→ **EXERCISE BRIEF**: Repeat all the data that appears below, keeping it exact.

⁂

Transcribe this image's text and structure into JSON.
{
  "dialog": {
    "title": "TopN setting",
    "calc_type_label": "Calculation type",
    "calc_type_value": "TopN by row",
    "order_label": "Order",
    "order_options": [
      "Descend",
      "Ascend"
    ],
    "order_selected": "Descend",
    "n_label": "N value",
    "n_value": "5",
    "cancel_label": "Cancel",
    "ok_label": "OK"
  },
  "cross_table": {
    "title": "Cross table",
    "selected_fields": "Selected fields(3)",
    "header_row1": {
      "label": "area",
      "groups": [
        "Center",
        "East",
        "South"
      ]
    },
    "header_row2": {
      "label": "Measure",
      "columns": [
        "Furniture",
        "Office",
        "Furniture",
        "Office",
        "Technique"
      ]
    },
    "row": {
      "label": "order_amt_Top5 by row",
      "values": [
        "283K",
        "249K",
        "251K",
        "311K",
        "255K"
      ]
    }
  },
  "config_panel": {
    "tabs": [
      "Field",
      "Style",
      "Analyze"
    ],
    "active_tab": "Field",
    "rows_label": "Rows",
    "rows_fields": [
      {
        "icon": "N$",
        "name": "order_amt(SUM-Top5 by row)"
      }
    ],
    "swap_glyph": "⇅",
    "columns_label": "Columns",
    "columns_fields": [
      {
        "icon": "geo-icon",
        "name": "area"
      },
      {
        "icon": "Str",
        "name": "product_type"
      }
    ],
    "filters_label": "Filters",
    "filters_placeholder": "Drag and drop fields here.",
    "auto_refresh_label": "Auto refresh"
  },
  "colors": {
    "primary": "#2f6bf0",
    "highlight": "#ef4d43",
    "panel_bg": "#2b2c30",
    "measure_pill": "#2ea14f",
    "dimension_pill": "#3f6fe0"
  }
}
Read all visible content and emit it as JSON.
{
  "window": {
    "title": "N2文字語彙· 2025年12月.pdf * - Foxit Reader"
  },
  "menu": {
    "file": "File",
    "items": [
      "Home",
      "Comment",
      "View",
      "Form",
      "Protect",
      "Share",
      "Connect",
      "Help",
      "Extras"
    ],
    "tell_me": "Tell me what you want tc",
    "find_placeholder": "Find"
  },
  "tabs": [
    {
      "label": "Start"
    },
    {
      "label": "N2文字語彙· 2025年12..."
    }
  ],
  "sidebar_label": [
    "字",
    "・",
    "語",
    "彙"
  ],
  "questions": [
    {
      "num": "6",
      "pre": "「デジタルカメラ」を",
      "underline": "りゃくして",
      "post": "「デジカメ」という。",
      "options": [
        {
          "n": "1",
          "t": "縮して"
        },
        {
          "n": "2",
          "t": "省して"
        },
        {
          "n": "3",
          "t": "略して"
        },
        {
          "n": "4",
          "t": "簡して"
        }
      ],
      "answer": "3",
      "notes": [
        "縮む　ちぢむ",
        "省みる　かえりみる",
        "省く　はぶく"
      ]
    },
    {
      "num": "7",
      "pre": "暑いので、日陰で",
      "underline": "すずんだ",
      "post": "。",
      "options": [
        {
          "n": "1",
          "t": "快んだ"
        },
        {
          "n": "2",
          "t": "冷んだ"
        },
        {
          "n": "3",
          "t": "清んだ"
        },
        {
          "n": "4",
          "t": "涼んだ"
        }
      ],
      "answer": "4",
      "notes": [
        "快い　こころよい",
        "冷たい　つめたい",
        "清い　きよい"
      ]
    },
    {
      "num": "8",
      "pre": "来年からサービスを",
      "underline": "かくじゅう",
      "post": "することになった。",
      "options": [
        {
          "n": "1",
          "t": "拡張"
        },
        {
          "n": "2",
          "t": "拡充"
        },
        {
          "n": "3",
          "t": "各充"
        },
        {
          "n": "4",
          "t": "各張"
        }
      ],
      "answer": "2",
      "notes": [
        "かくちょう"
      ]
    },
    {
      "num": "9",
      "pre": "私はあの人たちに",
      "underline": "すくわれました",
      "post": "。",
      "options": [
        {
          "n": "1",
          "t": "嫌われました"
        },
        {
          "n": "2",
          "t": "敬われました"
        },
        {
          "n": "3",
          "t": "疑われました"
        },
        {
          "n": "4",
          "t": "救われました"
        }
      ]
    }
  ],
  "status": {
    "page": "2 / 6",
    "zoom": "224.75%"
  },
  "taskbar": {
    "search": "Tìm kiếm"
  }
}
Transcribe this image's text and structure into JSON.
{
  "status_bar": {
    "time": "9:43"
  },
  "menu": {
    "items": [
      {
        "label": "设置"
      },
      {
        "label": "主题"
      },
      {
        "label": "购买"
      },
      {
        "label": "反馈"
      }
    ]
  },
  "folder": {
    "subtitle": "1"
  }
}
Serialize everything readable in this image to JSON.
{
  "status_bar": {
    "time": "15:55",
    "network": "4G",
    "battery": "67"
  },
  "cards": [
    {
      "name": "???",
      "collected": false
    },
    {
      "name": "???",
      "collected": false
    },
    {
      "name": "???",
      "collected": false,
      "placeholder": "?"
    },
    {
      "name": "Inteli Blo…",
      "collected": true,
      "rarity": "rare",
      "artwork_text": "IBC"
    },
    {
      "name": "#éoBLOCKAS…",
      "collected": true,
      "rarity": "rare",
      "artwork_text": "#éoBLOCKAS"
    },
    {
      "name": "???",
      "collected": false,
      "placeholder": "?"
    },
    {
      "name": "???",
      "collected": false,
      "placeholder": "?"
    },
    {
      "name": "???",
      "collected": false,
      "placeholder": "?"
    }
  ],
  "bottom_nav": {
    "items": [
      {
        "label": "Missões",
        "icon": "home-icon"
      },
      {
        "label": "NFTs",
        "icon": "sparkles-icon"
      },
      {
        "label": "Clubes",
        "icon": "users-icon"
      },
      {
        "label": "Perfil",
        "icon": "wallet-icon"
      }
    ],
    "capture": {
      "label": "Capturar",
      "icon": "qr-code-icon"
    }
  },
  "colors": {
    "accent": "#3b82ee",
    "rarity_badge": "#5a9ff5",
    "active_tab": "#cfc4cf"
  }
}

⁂

→ **EXERCISE SOLUTION**:
Transcribe this image's text and structure into JSON.
{
  "dialog": {
    "title": "TopN setting",
    "calc_type_label": "Calculation type",
    "calc_type_value": "TopN by row",
    "order_label": "Order",
    "order_options": [
      "Descend",
      "Ascend"
    ],
    "order_selected": "Descend",
    "n_label": "N value",
    "n_value": "5",
    "cancel_label": "Cancel",
    "ok_label": "OK"
  },
  "cross_table": {
    "title": "Cross table",
    "selected_fields": "Selected fields(3)",
    "header_row1": {
      "label": "area",
      "groups": [
        "Center",
        "East",
        "South"
      ]
    },
    "header_row2": {
      "label": "Measure",
      "columns": [
        "Furniture",
        "Office",
        "Furniture",
        "Office",
        "Technique"
      ]
    },
    "row": {
      "label": "order_amt_Top5 by row",
      "values": [
        "283K",
        "249K",
        "251K",
        "311K",
        "255K"
      ]
    }
  },
  "config_panel": {
    "tabs": [
      "Field",
      "Style",
      "Analyze"
    ],
    "active_tab": "Field",
    "rows_label": "Rows",
    "rows_fields": [
      {
        "icon": "N$",
        "name": "order_amt(SUM-Top5 by row)"
      }
    ],
    "swap_glyph": "⇅",
    "columns_label": "Columns",
    "columns_fields": [
      {
        "icon": "geo-icon",
        "name": "area"
      },
      {
        "icon": "Str",
        "name": "product_type"
      }
    ],
    "filters_label": "Filters",
    "filters_placeholder": "Drag and drop fields here.",
    "auto_refresh_label": "Auto refresh"
  },
  "colors": {
    "primary": "#2f6bf0",
    "highlight": "#ef4d43",
    "panel_bg": "#2b2c30",
    "measure_pill": "#2ea14f",
    "dimension_pill": "#3f6fe0"
  }
}
Read all visible content and emit it as JSON.
{
  "window": {
    "title": "N2文字語彙· 2025年12月.pdf * - Foxit Reader"
  },
  "menu": {
    "file": "File",
    "items": [
      "Home",
      "Comment",
      "View",
      "Form",
      "Protect",
      "Share",
      "Connect",
      "Help",
      "Extras"
    ],
    "tell_me": "Tell me what you want tc",
    "find_placeholder": "Find"
  },
  "tabs": [
    {
      "label": "Start"
    },
    {
      "label": "N2文字語彙· 2025年12..."
    }
  ],
  "sidebar_label": [
    "字",
    "・",
    "語",
    "彙"
  ],
  "questions": [
    {
      "num": "6",
      "pre": "「デジタルカメラ」を",
      "underline": "りゃくして",
      "post": "「デジカメ」という。",
      "options": [
        {
          "n": "1",
          "t": "縮して"
        },
        {
          "n": "2",
          "t": "省して"
        },
        {
          "n": "3",
          "t": "略して"
        },
        {
          "n": "4",
          "t": "簡して"
        }
      ],
      "answer": "3",
      "notes": [
        "縮む　ちぢむ",
        "省みる　かえりみる",
        "省く　はぶく"
      ]
    },
    {
      "num": "7",
      "pre": "暑いので、日陰で",
      "underline": "すずんだ",
      "post": "。",
      "options": [
        {
          "n": "1",
          "t": "快んだ"
        },
        {
          "n": "2",
          "t": "冷んだ"
        },
        {
          "n": "3",
          "t": "清んだ"
        },
        {
          "n": "4",
          "t": "涼んだ"
        }
      ],
      "answer": "4",
      "notes": [
        "快い　こころよい",
        "冷たい　つめたい",
        "清い　きよい"
      ]
    },
    {
      "num": "8",
      "pre": "来年からサービスを",
      "underline": "かくじゅう",
      "post": "することになった。",
      "options": [
        {
          "n": "1",
          "t": "拡張"
        },
        {
          "n": "2",
          "t": "拡充"
        },
        {
          "n": "3",
          "t": "各充"
        },
        {
          "n": "4",
          "t": "各張"
        }
      ],
      "answer": "2",
      "notes": [
        "かくちょう"
      ]
    },
    {
      "num": "9",
      "pre": "私はあの人たちに",
      "underline": "すくわれました",
      "post": "。",
      "options": [
        {
          "n": "1",
          "t": "嫌われました"
        },
        {
          "n": "2",
          "t": "敬われました"
        },
        {
          "n": "3",
          "t": "疑われました"
        },
        {
          "n": "4",
          "t": "救われました"
        }
      ]
    }
  ],
  "status": {
    "page": "2 / 6",
    "zoom": "224.75%"
  },
  "taskbar": {
    "search": "Tìm kiếm"
  }
}
Transcribe this image's text and structure into JSON.
{
  "status_bar": {
    "time": "9:43"
  },
  "menu": {
    "items": [
      {
        "label": "设置"
      },
      {
        "label": "主题"
      },
      {
        "label": "购买"
      },
      {
        "label": "反馈"
      }
    ]
  },
  "folder": {
    "subtitle": "1"
  }
}
Serialize everything readable in this image to JSON.
{
  "status_bar": {
    "time": "15:55",
    "network": "4G",
    "battery": "67"
  },
  "cards": [
    {
      "name": "???",
      "collected": false
    },
    {
      "name": "???",
      "collected": false
    },
    {
      "name": "???",
      "collected": false,
      "placeholder": "?"
    },
    {
      "name": "Inteli Blo…",
      "collected": true,
      "rarity": "rare",
      "artwork_text": "IBC"
    },
    {
      "name": "#éoBLOCKAS…",
      "collected": true,
      "rarity": "rare",
      "artwork_text": "#éoBLOCKAS"
    },
    {
      "name": "???",
      "collected": false,
      "placeholder": "?"
    },
    {
      "name": "???",
      "collected": false,
      "placeholder": "?"
    },
    {
      "name": "???",
      "collected": false,
      "placeholder": "?"
    }
  ],
  "bottom_nav": {
    "items": [
      {
        "label": "Missões",
        "icon": "home-icon"
      },
      {
        "label": "NFTs",
        "icon": "sparkles-icon"
      },
      {
        "label": "Clubes",
        "icon": "users-icon"
      },
      {
        "label": "Perfil",
        "icon": "wallet-icon"
      }
    ],
    "capture": {
      "label": "Capturar",
      "icon": "qr-code-icon"
    }
  },
  "colors": {
    "accent": "#3b82ee",
    "rarity_badge": "#5a9ff5",
    "active_tab": "#cfc4cf"
  }
}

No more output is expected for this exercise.